A&AA Position Statement: Allergen labelling of packaged foods
Food allergy has increased in prevalence in recent years. 1 in 10 infants, 6% of children, 5% teens and up to 4% of adults now have a food allergy.
People (consumers) with a food allergy are required to avoid the food they are allergic to. This includes any products which contain the food they are allergic to.
Consumers must always read the ingredient information on all food products purchased. We encourage consumers to read the ingredients on the food pack as well as any precautionary allergen labelling (PAL) statement (e.g. May contain…) and allergen summary statement (i.e. the Contains statement) when purchasing the food, when unpacking the food at home and then just before cooking/eating the food. This is a very time consuming, onerous task.
Consumers with food allergy and consumers who care for someone with food allergy depend on food packs to clearly identify ingredients and make an informed choice about eating the food, or not.
Consumers need to be aware of:
- companies possibly changing ingredient content. This includes removal or addition of an allergen between one purchase and another
- two versions of the one product being on shelf during transition from one recipe to another
- different varieties of a very similar product containing different allergens
- different size packs of the one product possibly having different ingredient content
- parallel imports –where an Australian made product and the same product from another country (parallel import) contain different allergens and are for sale at the same time. Parallel imports are often sold in small variety stores and not grocery type stores. They are generally cheaper than the Australian made version.
Packaging of similar varieties of the one product (e.g. biscuits or chocolate) containing different allergens should be easily recognisable to consumers however consumers should always read ingredient information.
Consumers should be notified when a new variety (with different allergen content) or changes to the formulation (different allergen content) of a product is being introduced. Allergy & Anaphylaxis Australia (A&AA) encourages placement of standout alert on front of pack notifying consumers of the ingredient/recipe change. This alert should remain on the pack for 6 months after the change of ingredients. Ideally, a universal symbol indicating change in allergen ingredients should be developed and mandated for all packaged food products.
Importantly, manufacturers are encouraged to provide Allergy & Anaphylaxis Australia (A&AA) with information on ingredient changes involving common food allergens. Details on the ingredient changes and graphics of the products can then be shared with members and followers via social media, email and on the website. For more information on notifications food manufacturers can contact us.

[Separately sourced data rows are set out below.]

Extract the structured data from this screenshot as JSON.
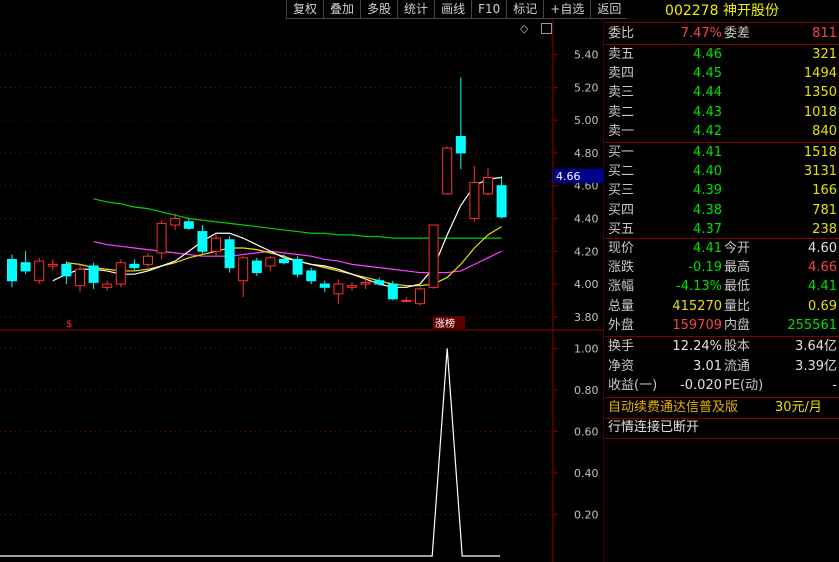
{
  "toolbar": [
    "复权",
    "叠加",
    "多股",
    "统计",
    "画线",
    "F10",
    "标记",
    "+自选",
    "返回"
  ],
  "chart": {
    "price_ticks": [
      "5.40",
      "5.20",
      "5.00",
      "4.80",
      "4.60",
      "4.40",
      "4.20",
      "4.00",
      "3.80"
    ],
    "current_price_tag": "4.66",
    "markers": {
      "s": "$",
      "zhangbang": "涨榜"
    },
    "indicator_ticks": [
      "1.00",
      "0.80",
      "0.60",
      "0.40",
      "0.20"
    ],
    "colors": {
      "up": "#ff3030",
      "down": "#00ffff",
      "ma1": "#ffffff",
      "ma2": "#e8e000",
      "ma3": "#ff40ff",
      "ma4": "#00d000",
      "grid": "#8b0000"
    }
  },
  "chart_data": {
    "type": "candlestick",
    "ylim": [
      3.75,
      5.55
    ],
    "candles": [
      {
        "o": 4.15,
        "h": 4.18,
        "l": 3.98,
        "c": 4.02
      },
      {
        "o": 4.13,
        "h": 4.2,
        "l": 4.06,
        "c": 4.08
      },
      {
        "o": 4.02,
        "h": 4.16,
        "l": 4.0,
        "c": 4.14
      },
      {
        "o": 4.11,
        "h": 4.15,
        "l": 4.08,
        "c": 4.12
      },
      {
        "o": 4.12,
        "h": 4.14,
        "l": 4.0,
        "c": 4.05
      },
      {
        "o": 3.99,
        "h": 4.12,
        "l": 3.95,
        "c": 4.09
      },
      {
        "o": 4.11,
        "h": 4.13,
        "l": 3.97,
        "c": 4.01
      },
      {
        "o": 3.98,
        "h": 4.02,
        "l": 3.96,
        "c": 4.0
      },
      {
        "o": 4.0,
        "h": 4.15,
        "l": 3.98,
        "c": 4.13
      },
      {
        "o": 4.12,
        "h": 4.15,
        "l": 4.08,
        "c": 4.1
      },
      {
        "o": 4.12,
        "h": 4.19,
        "l": 4.1,
        "c": 4.17
      },
      {
        "o": 4.19,
        "h": 4.39,
        "l": 4.15,
        "c": 4.37
      },
      {
        "o": 4.36,
        "h": 4.43,
        "l": 4.33,
        "c": 4.4
      },
      {
        "o": 4.38,
        "h": 4.4,
        "l": 4.33,
        "c": 4.34
      },
      {
        "o": 4.32,
        "h": 4.36,
        "l": 4.18,
        "c": 4.2
      },
      {
        "o": 4.2,
        "h": 4.3,
        "l": 4.17,
        "c": 4.28
      },
      {
        "o": 4.27,
        "h": 4.29,
        "l": 4.07,
        "c": 4.1
      },
      {
        "o": 4.02,
        "h": 4.17,
        "l": 3.92,
        "c": 4.16
      },
      {
        "o": 4.14,
        "h": 4.16,
        "l": 4.05,
        "c": 4.07
      },
      {
        "o": 4.11,
        "h": 4.17,
        "l": 4.08,
        "c": 4.16
      },
      {
        "o": 4.15,
        "h": 4.18,
        "l": 4.12,
        "c": 4.13
      },
      {
        "o": 4.15,
        "h": 4.17,
        "l": 4.04,
        "c": 4.06
      },
      {
        "o": 4.08,
        "h": 4.1,
        "l": 4.0,
        "c": 4.02
      },
      {
        "o": 4.0,
        "h": 4.02,
        "l": 3.95,
        "c": 3.98
      },
      {
        "o": 3.94,
        "h": 4.03,
        "l": 3.88,
        "c": 4.0
      },
      {
        "o": 3.98,
        "h": 4.01,
        "l": 3.96,
        "c": 3.99
      },
      {
        "o": 4.0,
        "h": 4.03,
        "l": 3.97,
        "c": 4.01
      },
      {
        "o": 4.02,
        "h": 4.04,
        "l": 3.99,
        "c": 4.0
      },
      {
        "o": 4.0,
        "h": 4.02,
        "l": 3.9,
        "c": 3.91
      },
      {
        "o": 3.9,
        "h": 3.92,
        "l": 3.89,
        "c": 3.9
      },
      {
        "o": 3.88,
        "h": 3.98,
        "l": 3.87,
        "c": 3.97
      },
      {
        "o": 3.98,
        "h": 4.36,
        "l": 3.97,
        "c": 4.36
      },
      {
        "o": 4.55,
        "h": 4.84,
        "l": 4.55,
        "c": 4.83
      },
      {
        "o": 4.9,
        "h": 5.26,
        "l": 4.7,
        "c": 4.8
      },
      {
        "o": 4.4,
        "h": 4.72,
        "l": 4.38,
        "c": 4.62
      },
      {
        "o": 4.55,
        "h": 4.71,
        "l": 4.54,
        "c": 4.65
      },
      {
        "o": 4.6,
        "h": 4.66,
        "l": 4.4,
        "c": 4.41
      }
    ],
    "ma_white": [
      4.02,
      4.06,
      4.09,
      4.09,
      4.08,
      4.06,
      4.06,
      4.08,
      4.11,
      4.14,
      4.2,
      4.26,
      4.31,
      4.31,
      4.28,
      4.24,
      4.2,
      4.16,
      4.14,
      4.12,
      4.11,
      4.09,
      4.06,
      4.03,
      4.0,
      3.98,
      3.98,
      4.0,
      4.1,
      4.3,
      4.48,
      4.6,
      4.64,
      4.65
    ],
    "ma_yellow": [
      4.13,
      4.12,
      4.1,
      4.09,
      4.08,
      4.08,
      4.09,
      4.11,
      4.13,
      4.16,
      4.18,
      4.2,
      4.22,
      4.22,
      4.21,
      4.19,
      4.17,
      4.14,
      4.12,
      4.1,
      4.08,
      4.06,
      4.04,
      4.02,
      4.0,
      3.99,
      3.99,
      4.0,
      4.04,
      4.12,
      4.22,
      4.3,
      4.35
    ],
    "ma_magenta": [
      4.26,
      4.24,
      4.23,
      4.22,
      4.21,
      4.2,
      4.19,
      4.18,
      4.17,
      4.17,
      4.17,
      4.18,
      4.19,
      4.2,
      4.19,
      4.18,
      4.17,
      4.15,
      4.14,
      4.12,
      4.11,
      4.1,
      4.09,
      4.08,
      4.07,
      4.07,
      4.07,
      4.08,
      4.12,
      4.16,
      4.2
    ],
    "ma_green": [
      4.52,
      4.5,
      4.49,
      4.47,
      4.46,
      4.44,
      4.42,
      4.4,
      4.39,
      4.38,
      4.37,
      4.36,
      4.35,
      4.34,
      4.33,
      4.32,
      4.31,
      4.31,
      4.3,
      4.3,
      4.29,
      4.29,
      4.28,
      4.28,
      4.28,
      4.28,
      4.28,
      4.28,
      4.28,
      4.28,
      4.28
    ],
    "indicator": {
      "ylim": [
        0,
        1.05
      ],
      "spike_index": 32,
      "values_flat": 0,
      "spike_value": 1.0
    }
  },
  "panel": {
    "code": "002278",
    "name": "神开股份",
    "weibi_label": "委比",
    "weibi": "7.47%",
    "weicha_label": "委差",
    "weicha": "811",
    "asks": [
      {
        "label": "卖五",
        "price": "4.46",
        "vol": "321"
      },
      {
        "label": "卖四",
        "price": "4.45",
        "vol": "1494"
      },
      {
        "label": "卖三",
        "price": "4.44",
        "vol": "1350"
      },
      {
        "label": "卖二",
        "price": "4.43",
        "vol": "1018"
      },
      {
        "label": "卖一",
        "price": "4.42",
        "vol": "840"
      }
    ],
    "bids": [
      {
        "label": "买一",
        "price": "4.41",
        "vol": "1518"
      },
      {
        "label": "买二",
        "price": "4.40",
        "vol": "3131"
      },
      {
        "label": "买三",
        "price": "4.39",
        "vol": "166"
      },
      {
        "label": "买四",
        "price": "4.38",
        "vol": "781"
      },
      {
        "label": "买五",
        "price": "4.37",
        "vol": "238"
      }
    ],
    "stats": [
      {
        "l1": "现价",
        "v1": "4.41",
        "c1": "g",
        "l2": "今开",
        "v2": "4.60",
        "c2": "w"
      },
      {
        "l1": "涨跌",
        "v1": "-0.19",
        "c1": "g",
        "l2": "最高",
        "v2": "4.66",
        "c2": "r"
      },
      {
        "l1": "涨幅",
        "v1": "-4.13%",
        "c1": "g",
        "l2": "最低",
        "v2": "4.41",
        "c2": "g"
      },
      {
        "l1": "总量",
        "v1": "415270",
        "c1": "y",
        "l2": "量比",
        "v2": "0.69",
        "c2": "y"
      },
      {
        "l1": "外盘",
        "v1": "159709",
        "c1": "r",
        "l2": "内盘",
        "v2": "255561",
        "c2": "g"
      }
    ],
    "fund": [
      {
        "l1": "换手",
        "v1": "12.24%",
        "l2": "股本",
        "v2": "3.64亿"
      },
      {
        "l1": "净资",
        "v1": "3.01",
        "l2": "流通",
        "v2": "3.39亿"
      },
      {
        "l1": "收益(一)",
        "v1": "-0.020",
        "l2": "PE(动)",
        "v2": "-"
      }
    ],
    "promo": "自动续费通达信普及版",
    "promo_price": "30元/月",
    "status": "行情连接已断开"
  }
}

Other ways manufacturers can proactively notify consumers of a new variety or ingredient formulation change involving an allergen/s include:
- Introduction of different colour packaging for a new variety
- Placement of accurate allergen information on manufacturers’ website/social media site.
- Shelf wobbler to highlight a change to customers in store
Manufacturers should clearly identify different size packs of the same food products that have different allergen content.
Manufacturers should aim to have all package sizes of the same products contain the same allergens. Differences in allergen content in different size packs increases risk of allergic reactions.
If the above cannot be avoided, manufacturers should actively communicate on same products having different allergen content. Serious consideration should be given to notification on front of pack that alerts consumers to different size packs contain different allergen content. A&AA should also be contacted so that a food alert can be sent to consumers via social media, A&AA website and email.
Allergen information on packaged food should include wording that is in plain English and can be easily understood. The font (including size) should be clear and readable. Allergens should be listed in bold type. If a food product has a PAL and/or contains statements, these should be placed directly under the ingredient list on the pack.
Precautionary Allergen Labelling
A&AA supports the mandatory use of the VITAL process for all packaged foods in Australia to assess the need for precautionary allergen labelling. A&AA advocates that foods that have been through the VITAL process use a symbol to indicate that they have been assessed using the VITAL process and tested using the VITAL calculator. See www.allergenbureau.net
In relation to packaged food, consumers must:
- Always read food labels every time they purchase a product.
- Read ingredients of every pack when purchasing more than one of the same product.
- Be aware that very similar products made by the one company may have different allergen content.
- Be aware that different size packs of the same product may have different ingredients
- Not eat a food if information on content is unclear
- Contact the manufacturer if more information is required
- Report a food if they think it is not labelled correctly
- Report a food they think has triggered an allergic reaction if the allergen is not listed on the label.
Manufacturers need to communicate:
- Allergen content, changes, discrepancies etc. that may increase risk of allergic reactions in consumers with food allergy. This should be part of risk assessment and management.
- Changes in formulation of a product
- With A&AA when changes to allergen content are made so we can alert consumers via social media, email and website posts
Consumers and manufactures are encouraged to contact A&AA to discuss challenges in food labelling with the aim of improving food safety for all.
Allergy & Anaphylaxis Australia
Email contact us
Telephone 1300 728 000
Content created June 2020